Your instructions –
In the records, each line holding "JSON" must be reported.

(Interface dataset entries)
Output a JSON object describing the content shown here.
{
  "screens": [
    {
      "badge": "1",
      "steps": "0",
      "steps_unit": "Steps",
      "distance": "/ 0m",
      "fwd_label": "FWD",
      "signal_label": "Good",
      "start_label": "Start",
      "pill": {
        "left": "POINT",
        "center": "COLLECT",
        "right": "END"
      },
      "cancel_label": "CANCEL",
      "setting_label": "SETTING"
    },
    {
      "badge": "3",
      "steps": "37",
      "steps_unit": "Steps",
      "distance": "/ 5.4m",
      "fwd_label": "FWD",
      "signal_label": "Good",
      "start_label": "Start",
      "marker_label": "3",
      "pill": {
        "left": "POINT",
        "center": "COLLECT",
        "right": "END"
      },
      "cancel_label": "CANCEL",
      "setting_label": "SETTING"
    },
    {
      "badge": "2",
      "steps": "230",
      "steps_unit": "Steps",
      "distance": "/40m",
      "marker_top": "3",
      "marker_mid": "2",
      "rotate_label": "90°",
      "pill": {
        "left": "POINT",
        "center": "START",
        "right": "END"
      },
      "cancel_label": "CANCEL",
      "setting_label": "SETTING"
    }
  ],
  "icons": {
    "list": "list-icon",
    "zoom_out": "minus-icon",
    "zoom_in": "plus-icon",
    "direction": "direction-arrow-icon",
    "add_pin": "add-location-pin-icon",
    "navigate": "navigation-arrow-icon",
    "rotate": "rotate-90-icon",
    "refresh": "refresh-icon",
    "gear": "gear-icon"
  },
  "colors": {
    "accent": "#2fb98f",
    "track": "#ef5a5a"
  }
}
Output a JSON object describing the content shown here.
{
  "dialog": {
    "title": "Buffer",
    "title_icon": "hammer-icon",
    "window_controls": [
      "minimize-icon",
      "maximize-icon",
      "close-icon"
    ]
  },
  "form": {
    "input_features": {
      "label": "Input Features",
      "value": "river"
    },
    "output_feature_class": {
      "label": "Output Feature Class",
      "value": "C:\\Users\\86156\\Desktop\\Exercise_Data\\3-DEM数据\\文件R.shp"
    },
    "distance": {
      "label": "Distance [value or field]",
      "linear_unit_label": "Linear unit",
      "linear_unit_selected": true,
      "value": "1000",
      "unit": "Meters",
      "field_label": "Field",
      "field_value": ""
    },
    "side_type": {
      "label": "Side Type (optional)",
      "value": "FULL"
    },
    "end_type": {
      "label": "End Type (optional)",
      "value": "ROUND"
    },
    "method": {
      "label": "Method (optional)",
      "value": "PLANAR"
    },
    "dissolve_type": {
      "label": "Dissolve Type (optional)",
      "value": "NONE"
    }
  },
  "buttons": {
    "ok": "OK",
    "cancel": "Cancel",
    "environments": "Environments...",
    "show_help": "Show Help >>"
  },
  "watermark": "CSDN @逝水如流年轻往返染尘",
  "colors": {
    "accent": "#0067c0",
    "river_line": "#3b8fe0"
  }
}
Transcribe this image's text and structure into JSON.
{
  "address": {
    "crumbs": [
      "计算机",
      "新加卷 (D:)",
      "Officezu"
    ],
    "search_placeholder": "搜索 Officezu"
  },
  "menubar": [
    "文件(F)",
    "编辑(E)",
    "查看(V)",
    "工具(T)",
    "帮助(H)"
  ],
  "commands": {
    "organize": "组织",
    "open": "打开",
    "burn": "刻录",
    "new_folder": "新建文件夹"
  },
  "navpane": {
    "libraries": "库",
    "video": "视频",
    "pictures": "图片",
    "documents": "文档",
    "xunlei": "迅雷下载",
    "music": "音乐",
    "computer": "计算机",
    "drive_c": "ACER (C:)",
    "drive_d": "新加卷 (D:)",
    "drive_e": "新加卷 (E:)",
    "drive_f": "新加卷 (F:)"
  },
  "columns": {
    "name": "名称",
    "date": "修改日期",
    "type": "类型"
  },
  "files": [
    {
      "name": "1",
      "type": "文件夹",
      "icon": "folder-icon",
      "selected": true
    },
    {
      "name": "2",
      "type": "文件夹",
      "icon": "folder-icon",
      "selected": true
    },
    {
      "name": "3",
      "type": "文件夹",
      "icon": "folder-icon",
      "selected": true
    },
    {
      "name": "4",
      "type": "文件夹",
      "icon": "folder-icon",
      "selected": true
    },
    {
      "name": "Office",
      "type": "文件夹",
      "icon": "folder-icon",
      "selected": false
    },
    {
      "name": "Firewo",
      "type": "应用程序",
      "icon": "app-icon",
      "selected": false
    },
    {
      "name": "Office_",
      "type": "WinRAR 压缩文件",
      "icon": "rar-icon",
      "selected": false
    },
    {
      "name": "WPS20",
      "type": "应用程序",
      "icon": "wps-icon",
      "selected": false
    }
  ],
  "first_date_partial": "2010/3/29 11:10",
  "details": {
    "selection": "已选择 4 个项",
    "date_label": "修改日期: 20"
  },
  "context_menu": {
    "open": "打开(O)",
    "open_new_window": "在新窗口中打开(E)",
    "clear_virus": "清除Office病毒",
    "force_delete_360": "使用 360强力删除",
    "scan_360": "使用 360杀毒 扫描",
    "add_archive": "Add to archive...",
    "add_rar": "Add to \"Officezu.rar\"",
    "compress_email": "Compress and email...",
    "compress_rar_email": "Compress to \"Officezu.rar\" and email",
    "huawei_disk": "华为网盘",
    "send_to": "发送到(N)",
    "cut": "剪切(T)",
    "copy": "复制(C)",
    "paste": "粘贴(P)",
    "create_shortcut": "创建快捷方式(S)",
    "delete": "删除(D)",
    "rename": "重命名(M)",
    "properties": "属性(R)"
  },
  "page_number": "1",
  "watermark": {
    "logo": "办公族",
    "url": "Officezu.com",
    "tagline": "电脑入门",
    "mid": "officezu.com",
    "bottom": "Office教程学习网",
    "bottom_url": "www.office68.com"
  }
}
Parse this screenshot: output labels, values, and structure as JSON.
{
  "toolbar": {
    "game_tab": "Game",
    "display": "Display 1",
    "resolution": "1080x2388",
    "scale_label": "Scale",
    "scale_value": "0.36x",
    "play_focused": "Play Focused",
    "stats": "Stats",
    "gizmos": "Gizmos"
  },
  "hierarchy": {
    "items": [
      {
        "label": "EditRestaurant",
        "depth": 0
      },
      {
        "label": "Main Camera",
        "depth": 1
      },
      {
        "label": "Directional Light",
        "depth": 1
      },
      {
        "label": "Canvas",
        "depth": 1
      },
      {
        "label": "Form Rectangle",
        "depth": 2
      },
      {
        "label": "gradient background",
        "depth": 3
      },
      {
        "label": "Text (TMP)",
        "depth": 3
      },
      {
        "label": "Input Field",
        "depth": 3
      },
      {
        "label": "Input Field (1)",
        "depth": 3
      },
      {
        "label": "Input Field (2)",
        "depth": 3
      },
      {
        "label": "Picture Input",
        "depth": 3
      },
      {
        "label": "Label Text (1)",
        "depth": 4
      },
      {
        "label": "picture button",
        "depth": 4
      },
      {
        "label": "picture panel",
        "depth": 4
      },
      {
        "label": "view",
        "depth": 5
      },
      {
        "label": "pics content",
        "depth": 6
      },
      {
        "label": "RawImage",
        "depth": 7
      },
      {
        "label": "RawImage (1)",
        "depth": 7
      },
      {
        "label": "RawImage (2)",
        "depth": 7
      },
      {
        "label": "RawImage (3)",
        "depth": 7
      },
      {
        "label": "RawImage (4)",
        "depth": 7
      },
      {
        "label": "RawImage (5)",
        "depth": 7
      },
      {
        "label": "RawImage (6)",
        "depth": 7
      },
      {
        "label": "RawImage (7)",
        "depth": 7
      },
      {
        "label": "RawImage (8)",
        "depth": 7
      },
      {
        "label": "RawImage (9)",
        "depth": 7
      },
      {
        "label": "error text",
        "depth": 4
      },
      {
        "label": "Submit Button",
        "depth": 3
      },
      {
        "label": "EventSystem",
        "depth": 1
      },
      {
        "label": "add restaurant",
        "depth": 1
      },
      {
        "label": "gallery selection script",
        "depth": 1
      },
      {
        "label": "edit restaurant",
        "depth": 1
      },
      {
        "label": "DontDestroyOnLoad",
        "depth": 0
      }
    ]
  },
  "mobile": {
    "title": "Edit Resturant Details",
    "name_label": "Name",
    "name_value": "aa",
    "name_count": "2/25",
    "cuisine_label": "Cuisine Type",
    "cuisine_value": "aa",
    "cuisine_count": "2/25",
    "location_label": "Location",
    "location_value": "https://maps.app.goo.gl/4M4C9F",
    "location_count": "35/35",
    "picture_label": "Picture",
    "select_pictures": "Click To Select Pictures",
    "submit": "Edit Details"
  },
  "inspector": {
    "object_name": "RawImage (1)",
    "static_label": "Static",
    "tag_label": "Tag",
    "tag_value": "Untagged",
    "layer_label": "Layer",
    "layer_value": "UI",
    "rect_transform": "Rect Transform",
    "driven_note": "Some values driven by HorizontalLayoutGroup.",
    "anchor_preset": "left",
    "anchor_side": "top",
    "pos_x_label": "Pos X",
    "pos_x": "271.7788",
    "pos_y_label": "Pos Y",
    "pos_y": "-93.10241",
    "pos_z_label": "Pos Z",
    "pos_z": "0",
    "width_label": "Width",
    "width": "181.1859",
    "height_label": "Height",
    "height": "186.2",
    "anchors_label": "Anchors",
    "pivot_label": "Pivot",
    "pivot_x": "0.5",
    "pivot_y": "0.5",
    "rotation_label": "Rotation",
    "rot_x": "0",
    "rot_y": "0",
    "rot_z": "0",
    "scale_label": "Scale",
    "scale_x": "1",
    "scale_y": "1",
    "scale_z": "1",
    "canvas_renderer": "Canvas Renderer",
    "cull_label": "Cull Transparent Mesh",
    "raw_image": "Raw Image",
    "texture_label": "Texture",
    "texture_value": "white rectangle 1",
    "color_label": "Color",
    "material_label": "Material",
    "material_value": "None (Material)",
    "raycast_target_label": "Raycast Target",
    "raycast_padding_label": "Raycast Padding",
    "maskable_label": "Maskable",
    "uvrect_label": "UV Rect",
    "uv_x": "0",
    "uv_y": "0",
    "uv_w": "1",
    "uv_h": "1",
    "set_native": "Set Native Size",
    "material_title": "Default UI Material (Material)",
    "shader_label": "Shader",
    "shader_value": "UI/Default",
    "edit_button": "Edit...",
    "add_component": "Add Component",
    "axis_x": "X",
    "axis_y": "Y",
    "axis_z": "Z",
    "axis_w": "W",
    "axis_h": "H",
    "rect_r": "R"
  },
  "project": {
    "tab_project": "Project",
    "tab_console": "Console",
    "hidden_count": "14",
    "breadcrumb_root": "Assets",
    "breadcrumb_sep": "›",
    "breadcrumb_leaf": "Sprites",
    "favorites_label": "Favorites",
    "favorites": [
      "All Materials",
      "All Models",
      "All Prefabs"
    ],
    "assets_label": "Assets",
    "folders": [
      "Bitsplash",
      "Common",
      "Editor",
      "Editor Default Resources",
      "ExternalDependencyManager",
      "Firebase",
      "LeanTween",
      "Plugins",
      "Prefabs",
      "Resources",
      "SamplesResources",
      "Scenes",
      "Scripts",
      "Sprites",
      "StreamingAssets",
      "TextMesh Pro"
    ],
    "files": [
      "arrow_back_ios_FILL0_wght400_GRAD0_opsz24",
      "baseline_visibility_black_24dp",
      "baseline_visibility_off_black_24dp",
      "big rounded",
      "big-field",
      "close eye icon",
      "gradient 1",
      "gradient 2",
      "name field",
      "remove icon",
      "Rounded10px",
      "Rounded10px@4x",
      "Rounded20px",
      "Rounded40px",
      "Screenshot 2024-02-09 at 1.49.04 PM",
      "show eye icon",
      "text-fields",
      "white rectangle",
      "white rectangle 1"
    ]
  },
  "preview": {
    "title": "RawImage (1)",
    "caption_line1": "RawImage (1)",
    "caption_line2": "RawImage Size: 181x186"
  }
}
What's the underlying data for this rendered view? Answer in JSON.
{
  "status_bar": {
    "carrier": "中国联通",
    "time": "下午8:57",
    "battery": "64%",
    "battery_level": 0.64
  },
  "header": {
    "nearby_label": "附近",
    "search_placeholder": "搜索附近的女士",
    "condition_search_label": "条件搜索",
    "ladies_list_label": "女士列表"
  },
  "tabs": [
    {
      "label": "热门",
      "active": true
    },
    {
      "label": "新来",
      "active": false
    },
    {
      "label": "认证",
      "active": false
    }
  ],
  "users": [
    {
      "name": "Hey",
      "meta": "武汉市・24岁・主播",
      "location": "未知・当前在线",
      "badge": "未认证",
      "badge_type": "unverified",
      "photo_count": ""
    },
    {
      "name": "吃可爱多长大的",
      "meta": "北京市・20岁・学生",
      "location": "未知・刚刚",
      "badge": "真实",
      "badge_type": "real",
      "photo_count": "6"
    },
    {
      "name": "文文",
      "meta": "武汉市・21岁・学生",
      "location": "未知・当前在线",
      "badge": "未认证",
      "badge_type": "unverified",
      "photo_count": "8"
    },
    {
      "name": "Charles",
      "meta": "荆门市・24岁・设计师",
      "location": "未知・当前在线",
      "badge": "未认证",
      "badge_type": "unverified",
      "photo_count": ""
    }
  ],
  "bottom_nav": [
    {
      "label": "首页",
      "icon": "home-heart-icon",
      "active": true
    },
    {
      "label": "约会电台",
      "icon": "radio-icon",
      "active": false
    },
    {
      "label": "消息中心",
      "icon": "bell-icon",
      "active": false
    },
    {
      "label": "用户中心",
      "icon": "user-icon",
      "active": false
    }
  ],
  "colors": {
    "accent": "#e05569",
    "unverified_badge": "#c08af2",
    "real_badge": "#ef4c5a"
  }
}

Exercise output –
Output a JSON object describing the content shown here.
Output a JSON object describing the content shown here.
Transcribe this image's text and structure into JSON.
Parse this screenshot: output labels, values, and structure as JSON.
What's the underlying data for this rendered view? Answer in JSON.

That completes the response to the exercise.